The master of visual narrative

The master of visual narrative

World Cinema

The highly-stylised screen compositions, the long shots, the grandeur that the ‘Tenno’ (Emperor) of cinema was known for, are all things the magic of which can come alive only when we watch them unfold on the giant screen. But the tragedy is that one can be almost sure not to get to watch the Japanese auteur’s creations on the large screen, on celluloid, in the present times, unless some film festival curates a retrospective of the maestro.

So, the next best option is to get hold of DVDs of his films. Till recently, the only answer to this quest was a path strewn with illegality, as one had to trudge to vendors who sale pirated CDs of world cinema. But now, things are changing, and two sets of his films, marketed under two different labels, have made it possible to build your own Kurosawa collection legitimately and have a home-festival of the greatest of his creations. And it is one sure-fire way to learn and re-learn why Kurosawa is considered one of the greatest filmmakers of all time, one who has inspired modern-day greats like Steven Spielberg, Martin Scorsese, George Lucas, John Woo, Francis Ford Coppola, Sergio Leone and Zhang Yimou.

Which was the greatest Kurosawa film? The director, the seventh child of his parents whose interest in cinema was fuelled by elder brother Hiego, a narrator for silent films, their soldier father who believed cinema had positive educational influence on minds, and a teacher named Tachikawa who firmly believed in educating the young in the arts, himself once said Ran (1985) was his best creation. But legions would dispute the maestro on this.
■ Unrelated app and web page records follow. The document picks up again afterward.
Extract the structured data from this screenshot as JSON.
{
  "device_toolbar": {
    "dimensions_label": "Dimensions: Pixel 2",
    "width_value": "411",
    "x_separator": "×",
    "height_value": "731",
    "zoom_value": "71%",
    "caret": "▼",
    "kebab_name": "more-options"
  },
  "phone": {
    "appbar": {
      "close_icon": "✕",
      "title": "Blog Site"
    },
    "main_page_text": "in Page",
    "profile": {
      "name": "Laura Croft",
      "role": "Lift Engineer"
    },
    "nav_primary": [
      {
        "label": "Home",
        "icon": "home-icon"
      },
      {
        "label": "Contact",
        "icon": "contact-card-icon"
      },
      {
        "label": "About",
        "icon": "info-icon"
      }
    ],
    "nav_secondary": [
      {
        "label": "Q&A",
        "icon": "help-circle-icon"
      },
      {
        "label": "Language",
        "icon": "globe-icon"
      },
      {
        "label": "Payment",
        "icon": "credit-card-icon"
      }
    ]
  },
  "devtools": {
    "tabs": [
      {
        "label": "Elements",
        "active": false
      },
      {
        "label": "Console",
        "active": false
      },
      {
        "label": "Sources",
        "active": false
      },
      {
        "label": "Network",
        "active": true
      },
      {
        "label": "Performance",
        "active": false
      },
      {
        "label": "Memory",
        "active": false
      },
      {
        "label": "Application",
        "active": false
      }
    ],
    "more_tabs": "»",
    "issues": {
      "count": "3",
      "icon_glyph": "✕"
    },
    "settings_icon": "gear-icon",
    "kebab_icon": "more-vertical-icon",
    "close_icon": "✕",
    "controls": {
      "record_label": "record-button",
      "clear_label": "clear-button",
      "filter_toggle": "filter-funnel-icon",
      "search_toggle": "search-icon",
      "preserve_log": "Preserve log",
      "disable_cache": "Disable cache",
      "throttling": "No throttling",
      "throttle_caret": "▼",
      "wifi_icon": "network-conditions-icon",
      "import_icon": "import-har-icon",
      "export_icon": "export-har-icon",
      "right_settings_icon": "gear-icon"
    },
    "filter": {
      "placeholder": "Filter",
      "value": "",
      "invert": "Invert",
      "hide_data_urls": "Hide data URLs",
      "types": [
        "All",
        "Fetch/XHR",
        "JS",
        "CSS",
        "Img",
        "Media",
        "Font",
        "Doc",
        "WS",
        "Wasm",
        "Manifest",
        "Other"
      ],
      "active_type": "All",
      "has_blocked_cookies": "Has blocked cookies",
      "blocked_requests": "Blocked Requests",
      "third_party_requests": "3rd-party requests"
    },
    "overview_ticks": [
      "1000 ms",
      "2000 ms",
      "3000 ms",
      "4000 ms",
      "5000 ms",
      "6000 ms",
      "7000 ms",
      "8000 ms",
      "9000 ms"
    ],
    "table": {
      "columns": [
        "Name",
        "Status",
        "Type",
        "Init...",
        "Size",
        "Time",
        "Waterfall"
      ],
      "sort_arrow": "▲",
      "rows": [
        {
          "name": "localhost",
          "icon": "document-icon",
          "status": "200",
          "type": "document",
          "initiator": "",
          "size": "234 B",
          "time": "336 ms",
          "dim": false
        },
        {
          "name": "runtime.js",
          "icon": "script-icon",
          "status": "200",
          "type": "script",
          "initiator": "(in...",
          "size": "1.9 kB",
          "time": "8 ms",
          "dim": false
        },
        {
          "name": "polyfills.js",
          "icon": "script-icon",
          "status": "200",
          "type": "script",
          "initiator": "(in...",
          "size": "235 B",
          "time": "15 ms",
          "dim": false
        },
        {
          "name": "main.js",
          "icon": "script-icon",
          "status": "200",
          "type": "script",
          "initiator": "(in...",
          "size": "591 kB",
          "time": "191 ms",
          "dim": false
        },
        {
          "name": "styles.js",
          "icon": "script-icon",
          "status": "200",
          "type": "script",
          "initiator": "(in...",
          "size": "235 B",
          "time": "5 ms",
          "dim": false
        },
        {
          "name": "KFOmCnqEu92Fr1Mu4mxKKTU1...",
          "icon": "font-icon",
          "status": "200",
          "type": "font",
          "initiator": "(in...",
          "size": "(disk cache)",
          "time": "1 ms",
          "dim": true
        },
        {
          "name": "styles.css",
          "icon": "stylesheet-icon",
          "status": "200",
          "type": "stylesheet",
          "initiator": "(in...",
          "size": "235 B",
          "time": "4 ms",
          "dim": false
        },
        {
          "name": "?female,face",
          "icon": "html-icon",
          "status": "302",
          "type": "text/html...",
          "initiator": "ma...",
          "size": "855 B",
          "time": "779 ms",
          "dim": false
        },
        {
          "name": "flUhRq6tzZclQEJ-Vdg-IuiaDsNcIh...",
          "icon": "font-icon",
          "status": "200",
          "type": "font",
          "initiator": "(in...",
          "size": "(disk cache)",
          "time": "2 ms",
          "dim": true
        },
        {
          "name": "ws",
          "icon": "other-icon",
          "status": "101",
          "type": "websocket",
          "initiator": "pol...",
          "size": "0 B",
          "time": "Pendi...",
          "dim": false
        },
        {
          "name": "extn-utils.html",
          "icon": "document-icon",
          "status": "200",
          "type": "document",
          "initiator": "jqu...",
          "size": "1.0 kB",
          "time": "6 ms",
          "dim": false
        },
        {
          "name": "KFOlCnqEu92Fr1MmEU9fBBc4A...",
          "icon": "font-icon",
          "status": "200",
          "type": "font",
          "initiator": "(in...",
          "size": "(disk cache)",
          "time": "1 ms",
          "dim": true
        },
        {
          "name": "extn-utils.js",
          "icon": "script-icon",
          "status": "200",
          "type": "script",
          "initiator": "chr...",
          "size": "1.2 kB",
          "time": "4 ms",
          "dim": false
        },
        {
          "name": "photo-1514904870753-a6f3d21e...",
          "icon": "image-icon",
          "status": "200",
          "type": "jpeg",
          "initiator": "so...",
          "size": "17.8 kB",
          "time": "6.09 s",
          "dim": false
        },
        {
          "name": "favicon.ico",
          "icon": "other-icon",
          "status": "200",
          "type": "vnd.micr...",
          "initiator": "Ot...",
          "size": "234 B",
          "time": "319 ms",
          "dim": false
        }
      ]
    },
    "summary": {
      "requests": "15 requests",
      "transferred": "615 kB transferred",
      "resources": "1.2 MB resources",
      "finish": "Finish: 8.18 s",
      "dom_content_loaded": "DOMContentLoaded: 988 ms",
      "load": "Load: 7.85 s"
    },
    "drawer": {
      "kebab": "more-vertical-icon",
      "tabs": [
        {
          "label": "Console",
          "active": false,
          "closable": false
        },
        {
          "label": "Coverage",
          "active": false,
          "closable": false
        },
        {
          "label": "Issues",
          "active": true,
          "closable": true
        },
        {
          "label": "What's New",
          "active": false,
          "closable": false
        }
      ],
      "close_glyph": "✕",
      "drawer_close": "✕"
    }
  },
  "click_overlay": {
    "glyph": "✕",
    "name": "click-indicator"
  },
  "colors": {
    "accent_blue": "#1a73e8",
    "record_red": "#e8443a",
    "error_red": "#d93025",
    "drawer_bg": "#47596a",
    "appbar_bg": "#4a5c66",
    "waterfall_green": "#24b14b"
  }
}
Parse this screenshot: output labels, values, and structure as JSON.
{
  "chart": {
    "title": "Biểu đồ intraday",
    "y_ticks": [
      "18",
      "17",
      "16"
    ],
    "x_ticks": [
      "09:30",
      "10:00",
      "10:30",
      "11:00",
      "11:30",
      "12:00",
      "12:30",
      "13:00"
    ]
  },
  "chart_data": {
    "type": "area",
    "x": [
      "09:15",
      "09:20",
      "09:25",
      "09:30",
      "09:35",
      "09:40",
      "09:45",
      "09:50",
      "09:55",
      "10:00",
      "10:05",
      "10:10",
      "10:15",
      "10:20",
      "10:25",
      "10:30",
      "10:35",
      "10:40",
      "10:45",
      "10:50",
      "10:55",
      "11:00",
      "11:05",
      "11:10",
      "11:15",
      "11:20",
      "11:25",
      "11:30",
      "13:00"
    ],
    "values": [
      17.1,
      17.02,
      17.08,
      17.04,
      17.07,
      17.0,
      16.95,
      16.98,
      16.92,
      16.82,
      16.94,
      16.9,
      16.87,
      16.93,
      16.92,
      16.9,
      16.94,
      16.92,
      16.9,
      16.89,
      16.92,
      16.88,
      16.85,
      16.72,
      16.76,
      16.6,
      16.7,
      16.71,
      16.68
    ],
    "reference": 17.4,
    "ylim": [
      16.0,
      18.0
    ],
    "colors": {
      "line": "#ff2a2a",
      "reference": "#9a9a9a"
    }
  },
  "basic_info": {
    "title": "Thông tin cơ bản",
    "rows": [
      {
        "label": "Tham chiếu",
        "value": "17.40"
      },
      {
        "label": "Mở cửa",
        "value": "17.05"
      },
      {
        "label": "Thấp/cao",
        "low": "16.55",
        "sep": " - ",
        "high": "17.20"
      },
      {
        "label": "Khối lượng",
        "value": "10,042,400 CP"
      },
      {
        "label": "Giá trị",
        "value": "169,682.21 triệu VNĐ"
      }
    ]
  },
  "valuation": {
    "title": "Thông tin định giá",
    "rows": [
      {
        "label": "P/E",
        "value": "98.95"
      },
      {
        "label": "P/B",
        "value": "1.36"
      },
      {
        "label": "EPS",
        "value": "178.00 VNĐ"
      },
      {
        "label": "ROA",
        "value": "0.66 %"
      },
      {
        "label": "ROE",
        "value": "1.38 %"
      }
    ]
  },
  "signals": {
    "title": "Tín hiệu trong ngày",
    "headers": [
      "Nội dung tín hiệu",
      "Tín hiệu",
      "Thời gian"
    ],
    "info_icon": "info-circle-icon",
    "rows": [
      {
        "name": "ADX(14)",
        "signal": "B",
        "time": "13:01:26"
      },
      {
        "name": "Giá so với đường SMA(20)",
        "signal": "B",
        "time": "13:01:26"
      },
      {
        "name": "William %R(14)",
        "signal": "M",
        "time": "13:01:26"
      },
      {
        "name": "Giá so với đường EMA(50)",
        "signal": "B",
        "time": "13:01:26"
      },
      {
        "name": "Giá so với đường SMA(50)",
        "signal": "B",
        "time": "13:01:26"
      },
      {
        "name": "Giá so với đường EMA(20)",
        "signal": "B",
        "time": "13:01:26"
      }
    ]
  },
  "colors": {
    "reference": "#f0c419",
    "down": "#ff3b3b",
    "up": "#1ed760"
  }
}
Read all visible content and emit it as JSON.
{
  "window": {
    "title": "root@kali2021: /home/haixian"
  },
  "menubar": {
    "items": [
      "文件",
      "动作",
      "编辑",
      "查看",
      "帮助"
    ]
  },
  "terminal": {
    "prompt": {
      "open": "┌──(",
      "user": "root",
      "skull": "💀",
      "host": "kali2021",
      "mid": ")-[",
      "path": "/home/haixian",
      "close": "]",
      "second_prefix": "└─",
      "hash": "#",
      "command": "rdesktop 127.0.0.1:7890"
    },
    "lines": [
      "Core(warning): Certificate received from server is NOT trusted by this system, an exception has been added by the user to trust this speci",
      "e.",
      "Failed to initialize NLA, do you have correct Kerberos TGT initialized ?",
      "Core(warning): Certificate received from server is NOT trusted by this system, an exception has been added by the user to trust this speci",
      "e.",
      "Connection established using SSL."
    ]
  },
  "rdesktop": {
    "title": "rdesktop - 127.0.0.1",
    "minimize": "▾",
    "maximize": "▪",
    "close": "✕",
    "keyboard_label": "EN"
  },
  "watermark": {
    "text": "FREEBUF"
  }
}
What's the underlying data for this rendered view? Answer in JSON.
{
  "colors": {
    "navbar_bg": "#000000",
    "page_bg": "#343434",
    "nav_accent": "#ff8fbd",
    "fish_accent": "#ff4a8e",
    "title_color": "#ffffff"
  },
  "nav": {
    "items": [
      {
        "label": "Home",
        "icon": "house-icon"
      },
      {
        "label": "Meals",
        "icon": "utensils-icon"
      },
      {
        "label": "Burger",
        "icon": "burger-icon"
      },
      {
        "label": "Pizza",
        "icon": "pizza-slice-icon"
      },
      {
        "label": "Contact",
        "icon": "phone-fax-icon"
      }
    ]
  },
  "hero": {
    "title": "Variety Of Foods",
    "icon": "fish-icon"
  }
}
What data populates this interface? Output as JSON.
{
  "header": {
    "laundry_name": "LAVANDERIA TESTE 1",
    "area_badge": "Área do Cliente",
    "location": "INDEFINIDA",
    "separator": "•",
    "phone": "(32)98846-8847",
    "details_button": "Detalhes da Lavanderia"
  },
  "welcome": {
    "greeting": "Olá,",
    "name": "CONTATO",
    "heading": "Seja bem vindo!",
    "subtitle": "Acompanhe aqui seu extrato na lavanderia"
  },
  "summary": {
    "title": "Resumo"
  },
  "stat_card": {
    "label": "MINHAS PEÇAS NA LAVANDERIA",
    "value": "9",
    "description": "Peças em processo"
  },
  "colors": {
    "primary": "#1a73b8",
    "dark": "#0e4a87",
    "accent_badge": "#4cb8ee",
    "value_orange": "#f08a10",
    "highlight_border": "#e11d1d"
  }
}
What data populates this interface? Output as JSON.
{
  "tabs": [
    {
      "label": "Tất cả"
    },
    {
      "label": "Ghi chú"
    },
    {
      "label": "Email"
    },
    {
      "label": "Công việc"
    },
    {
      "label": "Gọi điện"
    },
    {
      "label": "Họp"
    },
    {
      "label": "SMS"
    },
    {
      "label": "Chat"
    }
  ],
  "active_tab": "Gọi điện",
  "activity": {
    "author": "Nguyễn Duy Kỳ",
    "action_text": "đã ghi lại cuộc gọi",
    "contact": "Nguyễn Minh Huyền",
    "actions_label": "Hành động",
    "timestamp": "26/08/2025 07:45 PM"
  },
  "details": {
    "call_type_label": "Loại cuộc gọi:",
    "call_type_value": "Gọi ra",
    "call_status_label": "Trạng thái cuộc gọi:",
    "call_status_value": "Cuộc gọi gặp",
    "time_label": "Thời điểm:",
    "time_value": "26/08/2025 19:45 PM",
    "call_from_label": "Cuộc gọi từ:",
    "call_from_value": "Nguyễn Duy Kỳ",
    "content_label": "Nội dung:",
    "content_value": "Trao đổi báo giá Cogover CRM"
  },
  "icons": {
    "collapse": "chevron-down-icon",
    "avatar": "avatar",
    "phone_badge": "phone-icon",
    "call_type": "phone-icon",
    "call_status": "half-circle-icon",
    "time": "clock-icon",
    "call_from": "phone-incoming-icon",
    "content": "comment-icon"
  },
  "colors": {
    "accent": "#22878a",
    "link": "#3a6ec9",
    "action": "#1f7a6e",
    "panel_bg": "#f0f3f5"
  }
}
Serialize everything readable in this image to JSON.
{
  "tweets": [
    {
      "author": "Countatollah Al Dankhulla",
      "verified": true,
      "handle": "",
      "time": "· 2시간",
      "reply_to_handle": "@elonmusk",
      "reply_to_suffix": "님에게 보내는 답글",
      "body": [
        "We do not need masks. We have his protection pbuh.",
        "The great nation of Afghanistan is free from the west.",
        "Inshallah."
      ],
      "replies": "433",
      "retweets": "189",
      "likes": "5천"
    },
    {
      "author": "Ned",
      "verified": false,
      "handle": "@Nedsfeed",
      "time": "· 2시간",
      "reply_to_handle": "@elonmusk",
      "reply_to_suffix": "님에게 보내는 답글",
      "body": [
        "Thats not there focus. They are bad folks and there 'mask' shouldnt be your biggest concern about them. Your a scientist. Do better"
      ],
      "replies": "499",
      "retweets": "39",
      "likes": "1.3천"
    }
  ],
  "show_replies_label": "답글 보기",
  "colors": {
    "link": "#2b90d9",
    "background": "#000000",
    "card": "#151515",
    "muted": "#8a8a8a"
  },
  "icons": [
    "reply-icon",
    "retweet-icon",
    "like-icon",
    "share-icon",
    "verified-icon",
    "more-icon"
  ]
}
For many, his best creation is Seven Samurai, which got remade as The Maginificent Seven in Hollywood and Sholay in Bollywood, apart from numerous other acknowledged and unacknowledged remakes. For many others, it has to be Rashomon, the film that created a new cinema language by giving four viewpoints to the same story. Equally strong would be the argument for Ran, The Throne of Blood and quite a few others. But there is no argument that getting to watch a whole bunch of Kurosawa films at one go could be a great emotionally therapeutic exercise.

I undertook this journey over a couple of nights, and yes, it was once again hard to decide on the internal debate if Rashomon or Ran of Seven Samurai is my absolute favourite.

The reason for this is not very difficult to seek. Kurosawa is one filmmaker who made more than one masterpiece. And doing so, he created a cinematic idiom of his own, straddling genres, treatment and narrative style, while maintaining that special Kurosawa stamp.

Take for example Rashomon, the film through which Kurosawa gave the world the storytelling technique of multiple narratives of a single story. This is a film that probes the intricacies of the human mind, with a towering performance by Kurosawa’s alter ego Toshiro Mifune as the thief who is at the centre of it all. Set in the 11th century, the story is about the probe into the rape and murder of a noble woman, and Kurosawa’s masterly hold over the medium, along with Kazuo Miyagawa’s superb photography that makes the jungle backdrop itself a character, makes it among the best of his works.

Or Ran, the last epic by Kurosawa which is an adaptation of Shakespeare’s King Lear (as his Throne of Blood was one of Macbeth), transposing the story to a backdrop steeped in Japan’s history. What makes this film really special is the way the master director seamlessly combined emotional drama and war scenes, the visual design of the film making it an extraordinary experience. A little known fact is that Kurosawa had treated this film as a metaphor for nuclear warfare, highlighting that whether it was in the 16th century or present times, man has only used technology to kill one another more efficiently.

Another film that is hailed as an all-time classic universally, is Seven Samurai, which is also probably the film that has had the maximum number of remakes ever for any film. Anyone who has watched either The Magnificent Seven or Sholay would know the premise of this film, but the sweep and scale of this film made in the heady days of black & white have yet to be surpassed by any of the remakes, however grand they themselves might have been.

In total contrast to these epics is Red Beard, with Mifune in the lead again. This contemplative film about the responsibility of individuals towards the society at large is set in a rural clinic headed by a doctor known popularly as the Red Beard. High And Low also explores the complexities of human mind. This film is about moral dilemmas that one faces in life, and how difficult it is to sacrifice one’s self-interest for the sake of others. A Kurosawa festival, even if it’s on your television, is a treat that you can have for yourself, anytime.